So after paying, I pause before leaving alongside the canned artificial baby milk display counter (formula is primarily made from discarded whey from the cheese industry with added vitamins) and I go over my receipt, item by item. This takes me about five minutes as I know what I bought and I know, thanks to writing down the prices, about what I paid for each item. I know what coupons I gave to the cashier. If there is a mistake, and there often is one, I get it fixed right away at the service counter.

Face it, if the cash register refused to ring up the 50-cents off coupon on any CareOne product (which happened to me recently), you are the only person who cares. And if you don’t get it fixed, while it is fresh in your mind and you have the receipt handy, you never will. You won’t remember to bring back the receipt the next time you shop. So I spend five minutes at the end of each shopping trip going over my receipt. Over the years, it has paid off in cash. I can prove my claim with the receipt and the service desk clerk has never, ever had a problem with giving me the money.

So pay attention when your groceries are being rung up! Now is not the time to get distracted. The cashiers don’t intend to make mistakes. In fact, it is very rarely the cashier’s fault unless she rings up an item twice. It is the computerized cash register system that is automatically making the error because the item’s price wasn’t entered correctly back at corporate. The cash register can only charge the price it was programmed with. With 50,000 items in a standard supermarket, it is a wonder that more things don’t get rung up wrong at the checkout.

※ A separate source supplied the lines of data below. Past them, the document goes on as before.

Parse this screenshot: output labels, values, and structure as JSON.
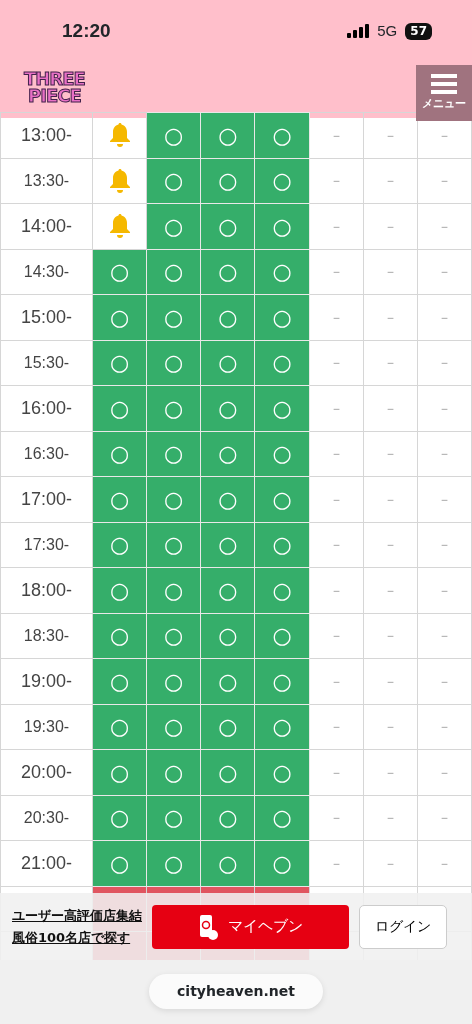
{
  "status_bar": {
    "time": "12:20",
    "network": "5G",
    "battery": "57"
  },
  "header": {
    "logo_lines": [
      "THREE",
      "PIECE"
    ],
    "menu_label": "メニュー"
  },
  "schedule": {
    "rows": [
      {
        "time": "13:00-",
        "cells": [
          {
            "kind": "bell"
          },
          {
            "kind": "open",
            "text": "○"
          },
          {
            "kind": "open",
            "text": "○"
          },
          {
            "kind": "open",
            "text": "○"
          },
          {
            "kind": "closed",
            "text": "－"
          },
          {
            "kind": "closed",
            "text": "－"
          },
          {
            "kind": "closed",
            "text": "－"
          }
        ]
      },
      {
        "time": "13:30-",
        "cells": [
          {
            "kind": "bell"
          },
          {
            "kind": "open",
            "text": "○"
          },
          {
            "kind": "open",
            "text": "○"
          },
          {
            "kind": "open",
            "text": "○"
          },
          {
            "kind": "closed",
            "text": "－"
          },
          {
            "kind": "closed",
            "text": "－"
          },
          {
            "kind": "closed",
            "text": "－"
          }
        ]
      },
      {
        "time": "14:00-",
        "cells": [
          {
            "kind": "bell"
          },
          {
            "kind": "open",
            "text": "○"
          },
          {
            "kind": "open",
            "text": "○"
          },
          {
            "kind": "open",
            "text": "○"
          },
          {
            "kind": "closed",
            "text": "－"
          },
          {
            "kind": "closed",
            "text": "－"
          },
          {
            "kind": "closed",
            "text": "－"
          }
        ]
      },
      {
        "time": "14:30-",
        "cells": [
          {
            "kind": "open",
            "text": "○"
          },
          {
            "kind": "open",
            "text": "○"
          },
          {
            "kind": "open",
            "text": "○"
          },
          {
            "kind": "open",
            "text": "○"
          },
          {
            "kind": "closed",
            "text": "－"
          },
          {
            "kind": "closed",
            "text": "－"
          },
          {
            "kind": "closed",
            "text": "－"
          }
        ]
      },
      {
        "time": "15:00-",
        "cells": [
          {
            "kind": "open",
            "text": "○"
          },
          {
            "kind": "open",
            "text": "○"
          },
          {
            "kind": "open",
            "text": "○"
          },
          {
            "kind": "open",
            "text": "○"
          },
          {
            "kind": "closed",
            "text": "－"
          },
          {
            "kind": "closed",
            "text": "－"
          },
          {
            "kind": "closed",
            "text": "－"
          }
        ]
      },
      {
        "time": "15:30-",
        "cells": [
          {
            "kind": "open",
            "text": "○"
          },
          {
            "kind": "open",
            "text": "○"
          },
          {
            "kind": "open",
            "text": "○"
          },
          {
            "kind": "open",
            "text": "○"
          },
          {
            "kind": "closed",
            "text": "－"
          },
          {
            "kind": "closed",
            "text": "－"
          },
          {
            "kind": "closed",
            "text": "－"
          }
        ]
      },
      {
        "time": "16:00-",
        "cells": [
          {
            "kind": "open",
            "text": "○"
          },
          {
            "kind": "open",
            "text": "○"
          },
          {
            "kind": "open",
            "text": "○"
          },
          {
            "kind": "open",
            "text": "○"
          },
          {
            "kind": "closed",
            "text": "－"
          },
          {
            "kind": "closed",
            "text": "－"
          },
          {
            "kind": "closed",
            "text": "－"
          }
        ]
      },
      {
        "time": "16:30-",
        "cells": [
          {
            "kind": "open",
            "text": "○"
          },
          {
            "kind": "open",
            "text": "○"
          },
          {
            "kind": "open",
            "text": "○"
          },
          {
            "kind": "open",
            "text": "○"
          },
          {
            "kind": "closed",
            "text": "－"
          },
          {
            "kind": "closed",
            "text": "－"
          },
          {
            "kind": "closed",
            "text": "－"
          }
        ]
      },
      {
        "time": "17:00-",
        "cells": [
          {
            "kind": "open",
            "text": "○"
          },
          {
            "kind": "open",
            "text": "○"
          },
          {
            "kind": "open",
            "text": "○"
          },
          {
            "kind": "open",
            "text": "○"
          },
          {
            "kind": "closed",
            "text": "－"
          },
          {
            "kind": "closed",
            "text": "－"
          },
          {
            "kind": "closed",
            "text": "－"
          }
        ]
      },
      {
        "time": "17:30-",
        "cells": [
          {
            "kind": "open",
            "text": "○"
          },
          {
            "kind": "open",
            "text": "○"
          },
          {
            "kind": "open",
            "text": "○"
          },
          {
            "kind": "open",
            "text": "○"
          },
          {
            "kind": "closed",
            "text": "－"
          },
          {
            "kind": "closed",
            "text": "－"
          },
          {
            "kind": "closed",
            "text": "－"
          }
        ]
      },
      {
        "time": "18:00-",
        "cells": [
          {
            "kind": "open",
            "text": "○"
          },
          {
            "kind": "open",
            "text": "○"
          },
          {
            "kind": "open",
            "text": "○"
          },
          {
            "kind": "open",
            "text": "○"
          },
          {
            "kind": "closed",
            "text": "－"
          },
          {
            "kind": "closed",
            "text": "－"
          },
          {
            "kind": "closed",
            "text": "－"
          }
        ]
      },
      {
        "time": "18:30-",
        "cells": [
          {
            "kind": "open",
            "text": "○"
          },
          {
            "kind": "open",
            "text": "○"
          },
          {
            "kind": "open",
            "text": "○"
          },
          {
            "kind": "open",
            "text": "○"
          },
          {
            "kind": "closed",
            "text": "－"
          },
          {
            "kind": "closed",
            "text": "－"
          },
          {
            "kind": "closed",
            "text": "－"
          }
        ]
      },
      {
        "time": "19:00-",
        "cells": [
          {
            "kind": "open",
            "text": "○"
          },
          {
            "kind": "open",
            "text": "○"
          },
          {
            "kind": "open",
            "text": "○"
          },
          {
            "kind": "open",
            "text": "○"
          },
          {
            "kind": "closed",
            "text": "－"
          },
          {
            "kind": "closed",
            "text": "－"
          },
          {
            "kind": "closed",
            "text": "－"
          }
        ]
      },
      {
        "time": "19:30-",
        "cells": [
          {
            "kind": "open",
            "text": "○"
          },
          {
            "kind": "open",
            "text": "○"
          },
          {
            "kind": "open",
            "text": "○"
          },
          {
            "kind": "open",
            "text": "○"
          },
          {
            "kind": "closed",
            "text": "－"
          },
          {
            "kind": "closed",
            "text": "－"
          },
          {
            "kind": "closed",
            "text": "－"
          }
        ]
      },
      {
        "time": "20:00-",
        "cells": [
          {
            "kind": "open",
            "text": "○"
          },
          {
            "kind": "open",
            "text": "○"
          },
          {
            "kind": "open",
            "text": "○"
          },
          {
            "kind": "open",
            "text": "○"
          },
          {
            "kind": "closed",
            "text": "－"
          },
          {
            "kind": "closed",
            "text": "－"
          },
          {
            "kind": "closed",
            "text": "－"
          }
        ]
      },
      {
        "time": "20:30-",
        "cells": [
          {
            "kind": "open",
            "text": "○"
          },
          {
            "kind": "open",
            "text": "○"
          },
          {
            "kind": "open",
            "text": "○"
          },
          {
            "kind": "open",
            "text": "○"
          },
          {
            "kind": "closed",
            "text": "－"
          },
          {
            "kind": "closed",
            "text": "－"
          },
          {
            "kind": "closed",
            "text": "－"
          }
        ]
      },
      {
        "time": "21:00-",
        "cells": [
          {
            "kind": "open",
            "text": "○"
          },
          {
            "kind": "open",
            "text": "○"
          },
          {
            "kind": "open",
            "text": "○"
          },
          {
            "kind": "open",
            "text": "○"
          },
          {
            "kind": "closed",
            "text": "－"
          },
          {
            "kind": "closed",
            "text": "－"
          },
          {
            "kind": "closed",
            "text": "－"
          }
        ]
      },
      {
        "cells": [
          {
            "kind": "full"
          },
          {
            "kind": "full"
          },
          {
            "kind": "full"
          },
          {
            "kind": "full"
          },
          {
            "kind": "closed"
          },
          {
            "kind": "closed"
          },
          {
            "kind": "closed"
          }
        ]
      },
      {
        "cells": [
          {
            "kind": "full"
          },
          {
            "kind": "full"
          },
          {
            "kind": "full"
          },
          {
            "kind": "full"
          },
          {
            "kind": "closed"
          },
          {
            "kind": "closed"
          },
          {
            "kind": "closed"
          }
        ]
      }
    ]
  },
  "banner": {
    "link_lines": [
      "ユーザー高評価店集結",
      "風俗100名店で探す"
    ],
    "primary_button": "マイヘブン",
    "login_button": "ログイン"
  },
  "browser": {
    "url": "cityheaven.net"
  }
}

So that’s how to maximize your food dollar at the grocery store: use the Pantry Principle, learn the store’s policies, read the ads, develop a price book, and stand up (politely!) when you’re being overcharged.

Next Week: A Date with Food Storage.